_RECORD EXTRACTS_
- - - - -

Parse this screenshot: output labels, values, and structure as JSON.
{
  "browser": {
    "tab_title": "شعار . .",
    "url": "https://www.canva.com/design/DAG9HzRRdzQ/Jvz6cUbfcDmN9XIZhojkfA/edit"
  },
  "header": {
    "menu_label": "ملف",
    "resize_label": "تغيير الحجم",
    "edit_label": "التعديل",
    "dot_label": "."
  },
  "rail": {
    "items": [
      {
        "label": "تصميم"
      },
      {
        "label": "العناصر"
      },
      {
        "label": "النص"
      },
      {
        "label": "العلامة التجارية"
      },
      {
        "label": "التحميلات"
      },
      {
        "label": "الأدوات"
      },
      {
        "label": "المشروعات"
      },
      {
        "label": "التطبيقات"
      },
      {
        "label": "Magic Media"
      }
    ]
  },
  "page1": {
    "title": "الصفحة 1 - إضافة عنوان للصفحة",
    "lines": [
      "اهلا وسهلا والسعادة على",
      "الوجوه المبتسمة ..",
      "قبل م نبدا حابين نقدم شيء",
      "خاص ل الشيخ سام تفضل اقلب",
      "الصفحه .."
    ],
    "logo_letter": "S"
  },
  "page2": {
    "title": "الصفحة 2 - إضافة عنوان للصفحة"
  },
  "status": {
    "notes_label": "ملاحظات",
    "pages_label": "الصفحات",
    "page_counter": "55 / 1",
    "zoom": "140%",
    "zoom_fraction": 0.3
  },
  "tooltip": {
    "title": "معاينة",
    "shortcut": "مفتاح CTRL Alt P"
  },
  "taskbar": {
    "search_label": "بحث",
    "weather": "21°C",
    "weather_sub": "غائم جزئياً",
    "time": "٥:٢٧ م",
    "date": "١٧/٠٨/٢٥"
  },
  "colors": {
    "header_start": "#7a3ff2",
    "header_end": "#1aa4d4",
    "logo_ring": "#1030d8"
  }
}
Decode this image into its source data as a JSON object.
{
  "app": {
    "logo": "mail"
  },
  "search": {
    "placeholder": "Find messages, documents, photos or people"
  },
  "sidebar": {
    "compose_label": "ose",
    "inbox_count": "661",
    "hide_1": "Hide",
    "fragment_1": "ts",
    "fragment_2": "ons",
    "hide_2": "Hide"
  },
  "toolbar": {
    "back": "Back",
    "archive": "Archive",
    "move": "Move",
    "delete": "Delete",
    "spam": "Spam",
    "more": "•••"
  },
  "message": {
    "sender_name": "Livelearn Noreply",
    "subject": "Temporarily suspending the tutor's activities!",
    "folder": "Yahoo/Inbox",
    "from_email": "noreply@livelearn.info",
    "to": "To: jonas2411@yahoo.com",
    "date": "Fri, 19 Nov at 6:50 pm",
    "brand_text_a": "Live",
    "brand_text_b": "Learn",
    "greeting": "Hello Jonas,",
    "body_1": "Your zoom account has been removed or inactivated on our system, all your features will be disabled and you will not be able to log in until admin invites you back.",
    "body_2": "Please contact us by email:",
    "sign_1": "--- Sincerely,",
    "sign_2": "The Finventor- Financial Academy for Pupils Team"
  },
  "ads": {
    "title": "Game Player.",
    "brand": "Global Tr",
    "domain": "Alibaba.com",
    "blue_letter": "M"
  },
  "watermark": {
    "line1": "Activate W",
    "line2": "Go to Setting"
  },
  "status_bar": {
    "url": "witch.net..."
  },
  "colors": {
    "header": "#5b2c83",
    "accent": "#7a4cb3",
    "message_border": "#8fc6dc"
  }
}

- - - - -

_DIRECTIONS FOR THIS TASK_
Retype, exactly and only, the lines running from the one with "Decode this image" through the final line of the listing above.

_SOLUTION_
Decode this image into its source data as a JSON object.
{
  "app": {
    "logo": "mail"
  },
  "search": {
    "placeholder": "Find messages, documents, photos or people"
  },
  "sidebar": {
    "compose_label": "ose",
    "inbox_count": "661",
    "hide_1": "Hide",
    "fragment_1": "ts",
    "fragment_2": "ons",
    "hide_2": "Hide"
  },
  "toolbar": {
    "back": "Back",
    "archive": "Archive",
    "move": "Move",
    "delete": "Delete",
    "spam": "Spam",
    "more": "•••"
  },
  "message": {
    "sender_name": "Livelearn Noreply",
    "subject": "Temporarily suspending the tutor's activities!",
    "folder": "Yahoo/Inbox",
    "from_email": "noreply@livelearn.info",
    "to": "To: jonas2411@yahoo.com",
    "date": "Fri, 19 Nov at 6:50 pm",
    "brand_text_a": "Live",
    "brand_text_b": "Learn",
    "greeting": "Hello Jonas,",
    "body_1": "Your zoom account has been removed or inactivated on our system, all your features will be disabled and you will not be able to log in until admin invites you back.",
    "body_2": "Please contact us by email:",
    "sign_1": "--- Sincerely,",
    "sign_2": "The Finventor- Financial Academy for Pupils Team"
  },
  "ads": {
    "title": "Game Player.",
    "brand": "Global Tr",
    "domain": "Alibaba.com",
    "blue_letter": "M"
  },
  "watermark": {
    "line1": "Activate W",
    "line2": "Go to Setting"
  },
  "status_bar": {
    "url": "witch.net..."
  },
  "colors": {
    "header": "#5b2c83",
    "accent": "#7a4cb3",
    "message_border": "#8fc6dc"
  }
}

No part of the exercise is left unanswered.